late 14c., "old," from Latin inveteratus "of long standing, chronic, old," past participle of inveterare "become old in," from in- "in, into" (from PIE root *en "in") + verb from vetus (genitive veteris) "old" (see veteran). From early 15c. as "firmly established by long continuance;" from c. 1500, of persons, "hardened, confirmed" (in habit, etc.). Related: Inveterateness.
veal (n.)
late 14c., "calf meat as food," from Anglo-French vel, Old French veel "a calf" (12c., Modern French veau), earlier vedel, from Latin vitellus "a little calf," diminutive of vitulus "calf," perhaps originally "yearling," if related, as some think, to Sanskrit vatsah "calf," literally "yearling;" Gothic wiþrus, Old English weðer (see wether; also see veteran).

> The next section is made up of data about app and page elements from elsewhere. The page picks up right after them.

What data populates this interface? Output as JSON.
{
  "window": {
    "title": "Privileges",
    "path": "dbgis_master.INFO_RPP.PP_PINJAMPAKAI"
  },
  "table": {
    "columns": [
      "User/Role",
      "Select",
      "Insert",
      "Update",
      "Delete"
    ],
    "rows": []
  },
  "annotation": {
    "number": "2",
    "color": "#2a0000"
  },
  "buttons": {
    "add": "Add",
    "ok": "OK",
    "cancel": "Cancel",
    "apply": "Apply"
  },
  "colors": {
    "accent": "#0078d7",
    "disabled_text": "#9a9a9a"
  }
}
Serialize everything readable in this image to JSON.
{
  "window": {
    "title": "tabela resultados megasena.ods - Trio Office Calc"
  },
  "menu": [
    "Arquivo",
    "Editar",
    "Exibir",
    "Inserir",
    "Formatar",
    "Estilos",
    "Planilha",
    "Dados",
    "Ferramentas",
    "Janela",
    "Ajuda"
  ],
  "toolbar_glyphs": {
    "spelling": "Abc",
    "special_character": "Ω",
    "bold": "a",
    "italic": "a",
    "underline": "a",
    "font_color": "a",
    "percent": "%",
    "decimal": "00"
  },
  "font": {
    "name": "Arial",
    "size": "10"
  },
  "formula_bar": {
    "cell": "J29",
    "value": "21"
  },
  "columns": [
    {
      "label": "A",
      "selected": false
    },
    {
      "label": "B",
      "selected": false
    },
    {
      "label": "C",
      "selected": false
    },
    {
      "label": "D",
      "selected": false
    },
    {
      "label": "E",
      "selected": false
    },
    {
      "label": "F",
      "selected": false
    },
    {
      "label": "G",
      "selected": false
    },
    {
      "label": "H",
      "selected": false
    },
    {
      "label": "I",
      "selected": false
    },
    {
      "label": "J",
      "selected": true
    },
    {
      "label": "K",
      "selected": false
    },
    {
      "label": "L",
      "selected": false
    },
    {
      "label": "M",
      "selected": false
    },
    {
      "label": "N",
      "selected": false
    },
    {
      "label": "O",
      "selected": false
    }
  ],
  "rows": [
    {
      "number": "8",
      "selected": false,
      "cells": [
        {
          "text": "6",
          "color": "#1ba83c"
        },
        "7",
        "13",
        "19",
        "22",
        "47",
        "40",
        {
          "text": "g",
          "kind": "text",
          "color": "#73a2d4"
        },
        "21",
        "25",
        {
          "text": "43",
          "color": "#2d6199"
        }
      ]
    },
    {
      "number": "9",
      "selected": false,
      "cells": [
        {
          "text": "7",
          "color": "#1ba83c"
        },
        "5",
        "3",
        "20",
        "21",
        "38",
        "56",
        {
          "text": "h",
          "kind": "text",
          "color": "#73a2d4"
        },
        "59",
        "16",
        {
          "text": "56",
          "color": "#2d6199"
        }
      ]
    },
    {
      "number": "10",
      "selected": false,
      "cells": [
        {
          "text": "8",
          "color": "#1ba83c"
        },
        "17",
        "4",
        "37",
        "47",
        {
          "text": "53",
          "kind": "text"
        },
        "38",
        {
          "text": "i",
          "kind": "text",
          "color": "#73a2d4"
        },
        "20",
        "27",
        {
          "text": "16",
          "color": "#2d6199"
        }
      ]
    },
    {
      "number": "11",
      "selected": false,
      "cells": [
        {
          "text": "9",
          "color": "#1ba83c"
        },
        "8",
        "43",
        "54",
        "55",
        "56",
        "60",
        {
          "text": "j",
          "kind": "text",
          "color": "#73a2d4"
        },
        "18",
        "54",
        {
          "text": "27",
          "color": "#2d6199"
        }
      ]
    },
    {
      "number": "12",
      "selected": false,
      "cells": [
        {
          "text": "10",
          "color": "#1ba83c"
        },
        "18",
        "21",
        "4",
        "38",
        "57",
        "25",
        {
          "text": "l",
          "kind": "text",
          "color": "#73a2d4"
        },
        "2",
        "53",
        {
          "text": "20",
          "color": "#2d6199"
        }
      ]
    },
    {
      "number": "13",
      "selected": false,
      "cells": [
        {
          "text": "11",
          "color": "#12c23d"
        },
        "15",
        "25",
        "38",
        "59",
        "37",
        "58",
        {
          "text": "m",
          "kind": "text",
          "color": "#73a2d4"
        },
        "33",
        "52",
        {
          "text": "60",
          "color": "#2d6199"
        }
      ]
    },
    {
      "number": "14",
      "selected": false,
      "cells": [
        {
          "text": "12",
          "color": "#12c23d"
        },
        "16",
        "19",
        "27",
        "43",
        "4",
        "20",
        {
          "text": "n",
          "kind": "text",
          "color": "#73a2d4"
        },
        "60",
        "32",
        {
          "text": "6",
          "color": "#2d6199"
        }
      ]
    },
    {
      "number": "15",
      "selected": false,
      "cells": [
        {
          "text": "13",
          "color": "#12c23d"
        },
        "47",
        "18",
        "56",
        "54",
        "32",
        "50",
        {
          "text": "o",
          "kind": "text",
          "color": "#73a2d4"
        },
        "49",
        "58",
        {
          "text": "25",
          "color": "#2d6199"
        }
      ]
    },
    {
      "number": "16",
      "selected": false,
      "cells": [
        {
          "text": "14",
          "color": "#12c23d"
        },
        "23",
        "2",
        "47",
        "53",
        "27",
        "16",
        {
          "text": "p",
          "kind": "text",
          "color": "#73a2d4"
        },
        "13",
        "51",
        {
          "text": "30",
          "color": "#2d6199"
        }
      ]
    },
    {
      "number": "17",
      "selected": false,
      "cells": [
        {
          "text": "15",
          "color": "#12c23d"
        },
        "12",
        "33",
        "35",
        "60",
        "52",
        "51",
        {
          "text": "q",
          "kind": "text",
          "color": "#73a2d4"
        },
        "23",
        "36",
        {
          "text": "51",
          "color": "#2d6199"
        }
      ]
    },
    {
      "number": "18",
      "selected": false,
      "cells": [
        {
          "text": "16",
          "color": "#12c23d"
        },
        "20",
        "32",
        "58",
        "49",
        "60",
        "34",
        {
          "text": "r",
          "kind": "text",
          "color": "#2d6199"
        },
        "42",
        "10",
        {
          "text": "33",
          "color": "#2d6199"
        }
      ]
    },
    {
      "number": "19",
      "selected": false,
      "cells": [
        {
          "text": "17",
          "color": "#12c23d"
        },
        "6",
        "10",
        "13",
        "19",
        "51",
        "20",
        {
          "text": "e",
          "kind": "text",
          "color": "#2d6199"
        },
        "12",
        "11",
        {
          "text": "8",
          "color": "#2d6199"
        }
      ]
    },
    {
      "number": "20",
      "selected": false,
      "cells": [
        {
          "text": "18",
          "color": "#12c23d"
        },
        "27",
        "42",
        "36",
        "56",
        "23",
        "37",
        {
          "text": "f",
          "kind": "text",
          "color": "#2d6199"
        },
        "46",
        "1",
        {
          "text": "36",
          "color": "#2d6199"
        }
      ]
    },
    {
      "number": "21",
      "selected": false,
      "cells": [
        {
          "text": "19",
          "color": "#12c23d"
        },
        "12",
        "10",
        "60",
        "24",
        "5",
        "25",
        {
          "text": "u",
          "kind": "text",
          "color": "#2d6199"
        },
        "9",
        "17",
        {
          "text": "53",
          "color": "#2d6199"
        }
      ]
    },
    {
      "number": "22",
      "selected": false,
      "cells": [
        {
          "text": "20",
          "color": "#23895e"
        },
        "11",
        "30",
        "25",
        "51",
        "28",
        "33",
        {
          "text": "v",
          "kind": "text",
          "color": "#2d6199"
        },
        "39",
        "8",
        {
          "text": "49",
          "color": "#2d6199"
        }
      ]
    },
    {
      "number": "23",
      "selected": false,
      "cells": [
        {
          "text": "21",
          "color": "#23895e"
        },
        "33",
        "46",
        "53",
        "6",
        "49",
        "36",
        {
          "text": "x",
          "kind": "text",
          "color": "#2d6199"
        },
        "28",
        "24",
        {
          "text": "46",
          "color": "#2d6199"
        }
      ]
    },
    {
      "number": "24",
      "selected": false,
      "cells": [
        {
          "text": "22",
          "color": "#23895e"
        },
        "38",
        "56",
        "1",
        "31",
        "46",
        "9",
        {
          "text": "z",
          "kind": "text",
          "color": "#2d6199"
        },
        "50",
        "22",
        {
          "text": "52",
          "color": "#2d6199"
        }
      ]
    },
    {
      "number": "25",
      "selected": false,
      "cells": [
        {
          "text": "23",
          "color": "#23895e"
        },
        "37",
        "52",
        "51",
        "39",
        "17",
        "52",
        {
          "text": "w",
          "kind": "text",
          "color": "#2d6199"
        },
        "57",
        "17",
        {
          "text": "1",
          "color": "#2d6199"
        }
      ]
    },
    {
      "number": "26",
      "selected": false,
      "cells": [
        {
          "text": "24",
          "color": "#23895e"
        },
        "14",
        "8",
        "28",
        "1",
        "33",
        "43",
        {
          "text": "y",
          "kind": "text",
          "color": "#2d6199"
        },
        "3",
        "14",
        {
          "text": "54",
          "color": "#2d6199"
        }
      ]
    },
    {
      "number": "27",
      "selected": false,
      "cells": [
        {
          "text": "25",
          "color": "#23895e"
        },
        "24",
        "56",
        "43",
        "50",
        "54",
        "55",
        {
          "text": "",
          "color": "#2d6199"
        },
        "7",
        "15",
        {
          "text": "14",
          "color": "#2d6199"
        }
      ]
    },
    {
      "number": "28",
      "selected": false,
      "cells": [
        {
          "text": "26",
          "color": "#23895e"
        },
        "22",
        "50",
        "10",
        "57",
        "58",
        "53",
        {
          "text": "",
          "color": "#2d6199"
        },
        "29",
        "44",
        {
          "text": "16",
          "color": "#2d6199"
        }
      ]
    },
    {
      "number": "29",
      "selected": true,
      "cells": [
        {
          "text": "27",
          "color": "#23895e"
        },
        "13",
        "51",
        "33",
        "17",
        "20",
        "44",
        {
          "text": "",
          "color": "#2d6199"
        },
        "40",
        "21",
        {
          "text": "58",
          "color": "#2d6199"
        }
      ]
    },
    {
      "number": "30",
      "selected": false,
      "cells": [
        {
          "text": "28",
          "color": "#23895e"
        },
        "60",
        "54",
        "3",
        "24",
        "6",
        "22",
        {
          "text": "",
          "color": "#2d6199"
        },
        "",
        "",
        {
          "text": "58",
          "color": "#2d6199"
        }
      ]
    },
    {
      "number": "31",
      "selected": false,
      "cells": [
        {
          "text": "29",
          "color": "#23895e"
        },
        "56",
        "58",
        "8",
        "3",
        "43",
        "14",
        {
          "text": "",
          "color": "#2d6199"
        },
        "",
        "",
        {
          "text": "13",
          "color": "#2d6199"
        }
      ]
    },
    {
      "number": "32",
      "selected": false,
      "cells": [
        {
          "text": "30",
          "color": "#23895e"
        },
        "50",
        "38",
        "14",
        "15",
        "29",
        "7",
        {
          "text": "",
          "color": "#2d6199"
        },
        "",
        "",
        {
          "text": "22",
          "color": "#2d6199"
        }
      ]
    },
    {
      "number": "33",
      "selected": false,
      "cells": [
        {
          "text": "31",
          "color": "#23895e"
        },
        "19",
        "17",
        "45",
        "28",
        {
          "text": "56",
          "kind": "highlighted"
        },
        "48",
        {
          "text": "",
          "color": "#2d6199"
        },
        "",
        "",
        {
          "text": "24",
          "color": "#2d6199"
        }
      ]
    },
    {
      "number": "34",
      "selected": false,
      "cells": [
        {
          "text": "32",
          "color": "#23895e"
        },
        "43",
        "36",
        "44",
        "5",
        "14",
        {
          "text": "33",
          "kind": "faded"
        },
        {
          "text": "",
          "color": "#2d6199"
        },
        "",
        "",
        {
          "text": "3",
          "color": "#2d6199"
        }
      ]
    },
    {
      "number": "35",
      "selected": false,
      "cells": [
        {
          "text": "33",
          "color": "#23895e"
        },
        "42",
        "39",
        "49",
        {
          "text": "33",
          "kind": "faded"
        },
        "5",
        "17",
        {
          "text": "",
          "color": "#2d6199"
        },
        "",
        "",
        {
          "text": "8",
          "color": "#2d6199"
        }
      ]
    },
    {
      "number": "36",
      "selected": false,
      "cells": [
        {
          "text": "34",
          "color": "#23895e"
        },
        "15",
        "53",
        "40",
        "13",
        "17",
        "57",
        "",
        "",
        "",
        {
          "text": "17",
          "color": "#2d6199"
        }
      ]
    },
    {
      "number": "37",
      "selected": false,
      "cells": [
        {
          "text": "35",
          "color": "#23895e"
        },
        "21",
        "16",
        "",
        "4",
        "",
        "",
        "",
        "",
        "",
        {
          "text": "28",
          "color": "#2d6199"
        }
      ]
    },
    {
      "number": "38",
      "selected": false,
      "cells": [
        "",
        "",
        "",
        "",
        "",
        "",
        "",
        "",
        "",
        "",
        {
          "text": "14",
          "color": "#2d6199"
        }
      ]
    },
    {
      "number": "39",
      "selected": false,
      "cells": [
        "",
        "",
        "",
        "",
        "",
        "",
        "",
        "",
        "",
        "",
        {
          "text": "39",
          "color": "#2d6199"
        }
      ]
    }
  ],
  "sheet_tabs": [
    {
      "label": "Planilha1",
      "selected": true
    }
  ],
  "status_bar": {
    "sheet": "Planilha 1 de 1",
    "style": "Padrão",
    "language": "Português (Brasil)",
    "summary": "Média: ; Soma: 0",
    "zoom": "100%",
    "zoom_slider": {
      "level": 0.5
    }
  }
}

vet (n.2)
1848, shortened form of veteran (n.).
veterinarian (n.)

"animal doctor, one who practices the art of treating disease and injuries in domestic animals," 1640s, from Latin veterinarius "of or having to do with beasts of burden," also, as a noun, "cattle doctor," from veterinum "beast of burden," perhaps from vetus (genitive veteris) "old" (see veteran), possibly from the notion of "experienced," or of "one year old" (hence strong enough to draw burdens). Another theory connects it to Latin vehere "to draw," on notion of "used as a draft animal." Replaced native dog-leech (1520s).